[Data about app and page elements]

* * * * *

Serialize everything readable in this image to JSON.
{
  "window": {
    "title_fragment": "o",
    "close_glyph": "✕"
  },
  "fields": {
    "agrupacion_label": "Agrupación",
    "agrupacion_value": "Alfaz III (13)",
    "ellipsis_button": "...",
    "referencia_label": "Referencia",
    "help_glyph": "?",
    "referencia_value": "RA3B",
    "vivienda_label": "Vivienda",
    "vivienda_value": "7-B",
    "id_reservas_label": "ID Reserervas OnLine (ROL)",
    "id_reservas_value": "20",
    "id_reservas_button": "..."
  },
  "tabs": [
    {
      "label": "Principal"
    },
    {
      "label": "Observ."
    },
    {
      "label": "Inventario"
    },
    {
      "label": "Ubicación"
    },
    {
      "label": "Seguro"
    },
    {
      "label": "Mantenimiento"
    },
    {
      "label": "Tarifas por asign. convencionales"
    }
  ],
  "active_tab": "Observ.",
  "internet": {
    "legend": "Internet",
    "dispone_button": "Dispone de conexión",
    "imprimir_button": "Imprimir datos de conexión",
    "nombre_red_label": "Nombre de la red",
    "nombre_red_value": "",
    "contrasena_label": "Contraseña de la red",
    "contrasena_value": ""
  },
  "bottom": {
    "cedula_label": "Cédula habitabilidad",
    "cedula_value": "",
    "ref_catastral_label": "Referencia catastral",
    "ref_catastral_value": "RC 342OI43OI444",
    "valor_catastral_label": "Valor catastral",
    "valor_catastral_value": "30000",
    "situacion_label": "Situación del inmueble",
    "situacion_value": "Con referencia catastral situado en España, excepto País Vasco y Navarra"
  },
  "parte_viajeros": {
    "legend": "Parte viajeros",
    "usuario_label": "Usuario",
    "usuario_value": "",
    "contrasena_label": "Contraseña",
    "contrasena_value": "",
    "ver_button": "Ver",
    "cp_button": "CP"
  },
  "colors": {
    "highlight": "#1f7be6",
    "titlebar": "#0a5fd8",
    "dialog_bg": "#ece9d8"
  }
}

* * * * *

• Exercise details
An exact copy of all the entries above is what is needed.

• Worked solution
Serialize everything readable in this image to JSON.
{
  "window": {
    "title_fragment": "o",
    "close_glyph": "✕"
  },
  "fields": {
    "agrupacion_label": "Agrupación",
    "agrupacion_value": "Alfaz III (13)",
    "ellipsis_button": "...",
    "referencia_label": "Referencia",
    "help_glyph": "?",
    "referencia_value": "RA3B",
    "vivienda_label": "Vivienda",
    "vivienda_value": "7-B",
    "id_reservas_label": "ID Reserervas OnLine (ROL)",
    "id_reservas_value": "20",
    "id_reservas_button": "..."
  },
  "tabs": [
    {
      "label": "Principal"
    },
    {
      "label": "Observ."
    },
    {
      "label": "Inventario"
    },
    {
      "label": "Ubicación"
    },
    {
      "label": "Seguro"
    },
    {
      "label": "Mantenimiento"
    },
    {
      "label": "Tarifas por asign. convencionales"
    }
  ],
  "active_tab": "Observ.",
  "internet": {
    "legend": "Internet",
    "dispone_button": "Dispone de conexión",
    "imprimir_button": "Imprimir datos de conexión",
    "nombre_red_label": "Nombre de la red",
    "nombre_red_value": "",
    "contrasena_label": "Contraseña de la red",
    "contrasena_value": ""
  },
  "bottom": {
    "cedula_label": "Cédula habitabilidad",
    "cedula_value": "",
    "ref_catastral_label": "Referencia catastral",
    "ref_catastral_value": "RC 342OI43OI444",
    "valor_catastral_label": "Valor catastral",
    "valor_catastral_value": "30000",
    "situacion_label": "Situación del inmueble",
    "situacion_value": "Con referencia catastral situado en España, excepto País Vasco y Navarra"
  },
  "parte_viajeros": {
    "legend": "Parte viajeros",
    "usuario_label": "Usuario",
    "usuario_value": "",
    "contrasena_label": "Contraseña",
    "contrasena_value": "",
    "ver_button": "Ver",
    "cp_button": "CP"
  },
  "colors": {
    "highlight": "#1f7be6",
    "titlebar": "#0a5fd8",
    "dialog_bg": "#ece9d8"
  }
}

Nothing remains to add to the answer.